Each patient, spiritually and culturally, will have a different approach to end-of-life decision-making, says Robert Wergin, MD, president of the Leawood, KS-based American Academy of Family Physicians. “Our job as physicians, particularly family physicians, is to keep patients as functional as possible and minimize symptoms as much as possible,” he says. Part of the physician’s role, as early as possible in the stage of illness, is to ask patients what they want to do if they reach a point where they can’t make decisions regarding their care. “Sometimes the advance planning process falls on me,” Wergin says.

Wergin often sees advance planning documents that are not specific enough in terms of what providers need to do clinically as disease progresses, however. “It may say ‘no heroic life-sustaining treatments,’ but what does that mean? Does the patient want not to be put on a ventilator, no feeding tubes, no IV, no antibiotics?” he asks. Wergin recommends that his patients living with advanced illness complete Physician Orders for Life-Sustaining Treatment (POLST) forms, relying on the strong bonds he’s established as a family physician in rural Nebraska. “Having a continuous relationship with the patient, and often their family members, gives us an ‘in’ to begin these discussions,” he says.


  1. Narang AK, Wright AA, Nicholas LH. Trends in advance care planning in patients with cancer: Results from a national longitudinal survey. JAMA Oncol 2015; 1(5):601-608.

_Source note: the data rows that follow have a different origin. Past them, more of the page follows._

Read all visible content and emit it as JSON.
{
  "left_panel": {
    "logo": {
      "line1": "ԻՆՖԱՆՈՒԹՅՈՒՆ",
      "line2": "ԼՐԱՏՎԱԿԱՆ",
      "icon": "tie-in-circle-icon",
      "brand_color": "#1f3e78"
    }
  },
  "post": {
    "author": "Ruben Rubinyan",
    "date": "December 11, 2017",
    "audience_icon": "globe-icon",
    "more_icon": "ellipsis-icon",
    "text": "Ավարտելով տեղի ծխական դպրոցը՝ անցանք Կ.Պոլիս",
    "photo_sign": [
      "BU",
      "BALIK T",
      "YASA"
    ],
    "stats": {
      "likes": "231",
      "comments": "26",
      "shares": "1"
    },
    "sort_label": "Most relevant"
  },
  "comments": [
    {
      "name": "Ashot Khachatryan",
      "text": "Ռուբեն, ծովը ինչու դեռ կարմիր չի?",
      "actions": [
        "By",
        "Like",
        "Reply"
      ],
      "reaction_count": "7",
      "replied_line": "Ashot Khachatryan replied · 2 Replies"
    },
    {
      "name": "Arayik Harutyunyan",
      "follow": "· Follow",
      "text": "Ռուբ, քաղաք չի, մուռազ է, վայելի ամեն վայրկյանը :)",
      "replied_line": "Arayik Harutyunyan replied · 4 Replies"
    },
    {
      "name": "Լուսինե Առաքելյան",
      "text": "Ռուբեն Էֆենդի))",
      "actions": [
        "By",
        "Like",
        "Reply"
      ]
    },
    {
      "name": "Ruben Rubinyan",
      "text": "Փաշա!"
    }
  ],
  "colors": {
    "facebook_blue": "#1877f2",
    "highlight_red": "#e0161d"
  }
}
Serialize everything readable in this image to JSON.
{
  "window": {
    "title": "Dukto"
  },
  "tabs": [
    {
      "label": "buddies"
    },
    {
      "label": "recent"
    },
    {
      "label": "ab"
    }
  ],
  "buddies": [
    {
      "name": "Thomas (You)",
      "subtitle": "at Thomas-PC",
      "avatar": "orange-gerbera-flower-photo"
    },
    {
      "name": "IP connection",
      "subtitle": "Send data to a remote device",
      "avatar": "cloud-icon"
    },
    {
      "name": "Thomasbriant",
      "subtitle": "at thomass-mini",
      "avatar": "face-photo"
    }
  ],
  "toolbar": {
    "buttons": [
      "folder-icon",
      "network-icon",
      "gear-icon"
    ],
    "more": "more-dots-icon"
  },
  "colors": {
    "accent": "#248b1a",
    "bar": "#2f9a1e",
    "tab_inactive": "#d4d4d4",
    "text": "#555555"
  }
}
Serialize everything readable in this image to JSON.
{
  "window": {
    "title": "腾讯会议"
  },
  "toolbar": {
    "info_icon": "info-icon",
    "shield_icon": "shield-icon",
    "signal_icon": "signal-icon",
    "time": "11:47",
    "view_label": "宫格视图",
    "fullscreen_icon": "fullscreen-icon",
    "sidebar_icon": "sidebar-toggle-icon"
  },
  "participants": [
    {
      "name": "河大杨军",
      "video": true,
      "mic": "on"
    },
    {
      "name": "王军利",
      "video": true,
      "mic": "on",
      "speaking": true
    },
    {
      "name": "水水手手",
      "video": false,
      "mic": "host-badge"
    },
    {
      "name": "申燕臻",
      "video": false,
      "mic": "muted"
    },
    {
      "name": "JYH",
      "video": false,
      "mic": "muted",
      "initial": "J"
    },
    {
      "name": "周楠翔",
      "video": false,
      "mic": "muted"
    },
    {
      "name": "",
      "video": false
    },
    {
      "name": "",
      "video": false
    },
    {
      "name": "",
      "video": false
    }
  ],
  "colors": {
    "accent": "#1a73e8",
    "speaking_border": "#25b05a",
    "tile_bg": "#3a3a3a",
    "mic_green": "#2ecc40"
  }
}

  • John Carney, President/CEO, Center for Practical Bioethics, Kansas City, MO. Phone: (816) 221-1100. Fax: (816) 221-2002. Email: JCarney@practicalbioethics.org.
  • Amol Narang, MD, Fellow, Radiation Oncology and Molecular Radiation Sciences, School of Medicine, Johns Hopkins University, Baltimore. Phone: (410) 955-7390. Email: anarang2@jhmi.edu.
  • Lauren Hersch Nicholas, PhD, Assistant Professor, Health Policy & Management, Johns Hopkins School of Public Health, Baltimore. Phone: (443) 287-5680. Email: lauren.nicholas@jhu.edu.
  • Robert D. Truog, MD, Professor of Medical Ethics, Anaesthesiology & Pediatrics, Harvard Medical School, Boston, MA. Email: Robert_Truog@hms.harvard.edu.